**ASSIGNED TASK:** Copy out each line containing "title" from the entries below.
*** SOURCE DATA Section Begins ***
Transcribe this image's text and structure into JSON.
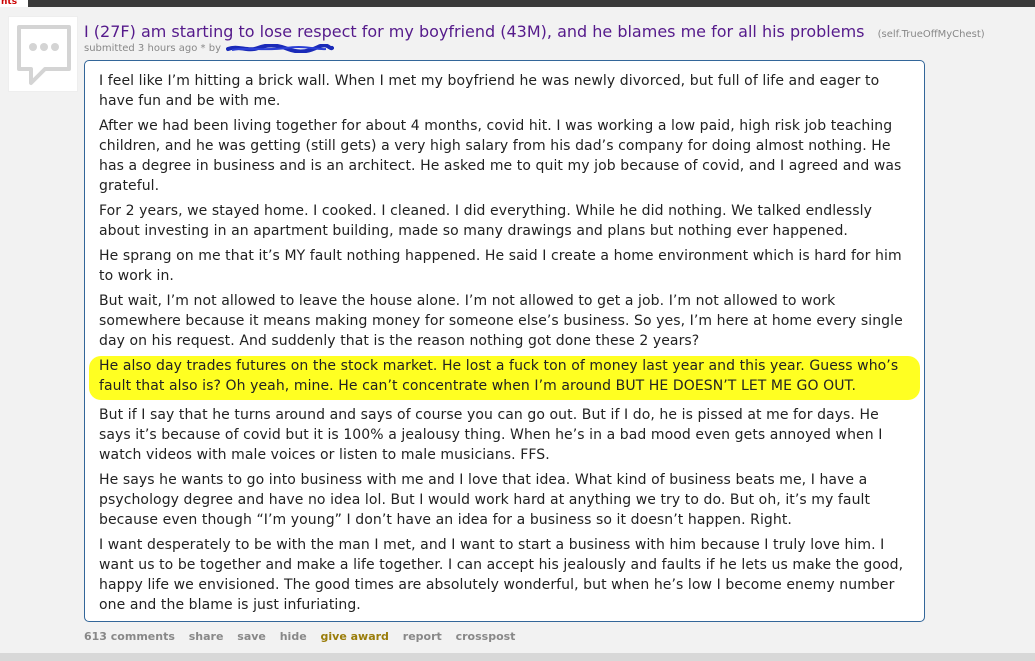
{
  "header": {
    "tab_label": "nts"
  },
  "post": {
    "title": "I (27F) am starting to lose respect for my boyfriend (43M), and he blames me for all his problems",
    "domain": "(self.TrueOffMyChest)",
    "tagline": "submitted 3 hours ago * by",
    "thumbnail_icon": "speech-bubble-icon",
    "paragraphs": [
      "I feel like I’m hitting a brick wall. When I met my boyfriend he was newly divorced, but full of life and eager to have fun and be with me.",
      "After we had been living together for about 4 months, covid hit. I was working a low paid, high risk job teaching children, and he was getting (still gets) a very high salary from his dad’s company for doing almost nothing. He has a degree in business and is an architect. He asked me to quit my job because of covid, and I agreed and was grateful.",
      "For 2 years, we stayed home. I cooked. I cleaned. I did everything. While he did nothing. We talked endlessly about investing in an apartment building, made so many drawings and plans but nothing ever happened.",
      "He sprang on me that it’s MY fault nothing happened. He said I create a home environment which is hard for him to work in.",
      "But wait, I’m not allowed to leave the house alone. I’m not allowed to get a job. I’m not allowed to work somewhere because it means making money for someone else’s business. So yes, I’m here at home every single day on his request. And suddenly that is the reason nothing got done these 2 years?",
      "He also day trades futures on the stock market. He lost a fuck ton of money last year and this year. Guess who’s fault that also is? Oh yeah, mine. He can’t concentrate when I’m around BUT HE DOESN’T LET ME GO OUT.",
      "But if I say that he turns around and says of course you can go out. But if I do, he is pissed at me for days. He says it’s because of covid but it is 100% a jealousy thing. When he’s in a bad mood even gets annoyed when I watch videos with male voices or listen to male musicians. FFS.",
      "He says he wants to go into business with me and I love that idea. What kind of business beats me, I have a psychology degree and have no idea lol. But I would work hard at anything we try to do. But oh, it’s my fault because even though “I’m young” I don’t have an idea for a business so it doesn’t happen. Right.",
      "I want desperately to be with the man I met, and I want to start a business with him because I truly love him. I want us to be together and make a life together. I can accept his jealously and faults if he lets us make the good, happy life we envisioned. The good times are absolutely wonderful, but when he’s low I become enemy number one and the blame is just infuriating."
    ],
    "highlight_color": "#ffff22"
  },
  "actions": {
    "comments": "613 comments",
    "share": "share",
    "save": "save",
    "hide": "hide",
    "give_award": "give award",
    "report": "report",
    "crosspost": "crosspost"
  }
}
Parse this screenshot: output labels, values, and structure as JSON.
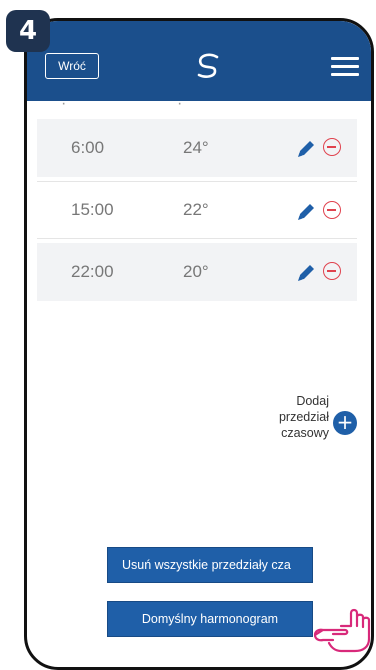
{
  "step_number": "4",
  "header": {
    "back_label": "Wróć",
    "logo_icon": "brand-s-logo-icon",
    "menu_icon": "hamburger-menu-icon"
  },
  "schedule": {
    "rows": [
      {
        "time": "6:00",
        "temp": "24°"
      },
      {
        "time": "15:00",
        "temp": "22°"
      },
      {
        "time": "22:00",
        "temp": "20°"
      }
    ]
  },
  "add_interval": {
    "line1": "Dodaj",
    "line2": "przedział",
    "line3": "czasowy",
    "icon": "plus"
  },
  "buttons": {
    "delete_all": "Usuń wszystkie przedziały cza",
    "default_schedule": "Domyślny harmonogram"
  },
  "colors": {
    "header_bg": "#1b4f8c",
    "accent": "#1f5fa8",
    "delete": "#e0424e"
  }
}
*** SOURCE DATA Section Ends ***
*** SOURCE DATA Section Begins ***
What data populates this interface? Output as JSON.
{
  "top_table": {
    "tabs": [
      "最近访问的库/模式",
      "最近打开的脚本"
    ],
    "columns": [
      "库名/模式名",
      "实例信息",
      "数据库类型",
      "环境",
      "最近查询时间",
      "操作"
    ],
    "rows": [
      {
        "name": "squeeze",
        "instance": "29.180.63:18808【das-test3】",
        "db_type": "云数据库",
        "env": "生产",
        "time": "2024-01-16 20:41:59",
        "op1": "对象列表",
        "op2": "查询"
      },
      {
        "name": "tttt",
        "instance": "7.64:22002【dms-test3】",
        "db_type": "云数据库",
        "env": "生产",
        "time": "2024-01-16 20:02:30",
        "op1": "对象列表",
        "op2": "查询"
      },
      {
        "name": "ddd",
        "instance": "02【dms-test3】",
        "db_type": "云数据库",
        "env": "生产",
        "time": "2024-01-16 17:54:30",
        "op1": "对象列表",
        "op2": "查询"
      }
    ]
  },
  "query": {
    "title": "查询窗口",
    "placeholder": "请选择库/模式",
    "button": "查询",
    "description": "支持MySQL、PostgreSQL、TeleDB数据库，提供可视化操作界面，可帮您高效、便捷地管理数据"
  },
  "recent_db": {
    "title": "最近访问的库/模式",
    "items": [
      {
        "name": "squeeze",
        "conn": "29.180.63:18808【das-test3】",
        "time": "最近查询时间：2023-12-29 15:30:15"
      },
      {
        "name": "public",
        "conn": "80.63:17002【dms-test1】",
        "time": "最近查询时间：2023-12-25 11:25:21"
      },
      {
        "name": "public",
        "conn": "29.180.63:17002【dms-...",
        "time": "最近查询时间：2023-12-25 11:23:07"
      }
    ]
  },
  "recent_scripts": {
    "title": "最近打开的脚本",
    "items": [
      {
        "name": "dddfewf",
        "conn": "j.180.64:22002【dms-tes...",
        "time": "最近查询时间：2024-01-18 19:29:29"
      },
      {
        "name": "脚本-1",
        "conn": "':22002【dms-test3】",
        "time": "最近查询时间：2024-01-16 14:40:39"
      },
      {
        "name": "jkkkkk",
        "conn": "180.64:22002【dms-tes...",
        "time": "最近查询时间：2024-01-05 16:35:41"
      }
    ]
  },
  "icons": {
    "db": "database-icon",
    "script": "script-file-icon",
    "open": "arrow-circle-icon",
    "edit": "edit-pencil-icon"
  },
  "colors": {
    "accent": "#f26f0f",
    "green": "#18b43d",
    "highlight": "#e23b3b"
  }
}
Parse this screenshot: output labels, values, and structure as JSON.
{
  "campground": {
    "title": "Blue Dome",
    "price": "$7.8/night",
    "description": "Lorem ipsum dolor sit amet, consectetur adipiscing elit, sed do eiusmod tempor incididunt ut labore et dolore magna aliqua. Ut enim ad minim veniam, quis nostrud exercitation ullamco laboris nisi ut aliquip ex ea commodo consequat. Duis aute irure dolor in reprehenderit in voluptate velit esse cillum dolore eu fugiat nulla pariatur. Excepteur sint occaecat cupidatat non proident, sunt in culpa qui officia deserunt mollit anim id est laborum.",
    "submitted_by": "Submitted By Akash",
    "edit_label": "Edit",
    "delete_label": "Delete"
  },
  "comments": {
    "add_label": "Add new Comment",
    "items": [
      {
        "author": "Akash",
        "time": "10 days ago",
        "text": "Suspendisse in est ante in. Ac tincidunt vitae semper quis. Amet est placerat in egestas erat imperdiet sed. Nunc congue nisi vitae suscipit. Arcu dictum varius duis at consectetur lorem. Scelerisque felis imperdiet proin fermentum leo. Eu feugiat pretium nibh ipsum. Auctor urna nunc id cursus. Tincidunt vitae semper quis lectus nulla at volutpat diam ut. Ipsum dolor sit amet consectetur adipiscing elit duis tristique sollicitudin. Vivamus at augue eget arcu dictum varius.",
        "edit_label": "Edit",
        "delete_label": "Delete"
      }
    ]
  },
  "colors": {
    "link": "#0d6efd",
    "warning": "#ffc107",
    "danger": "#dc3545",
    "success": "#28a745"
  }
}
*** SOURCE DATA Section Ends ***
**TASK ANSWER:**
    "title": "I (27F) am starting to lose respect for my boyfriend (43M), and he blames me for all his problems",
    "title": "查询窗口",
    "title": "最近访问的库/模式",
    "title": "最近打开的脚本",
    "title": "Blue Dome",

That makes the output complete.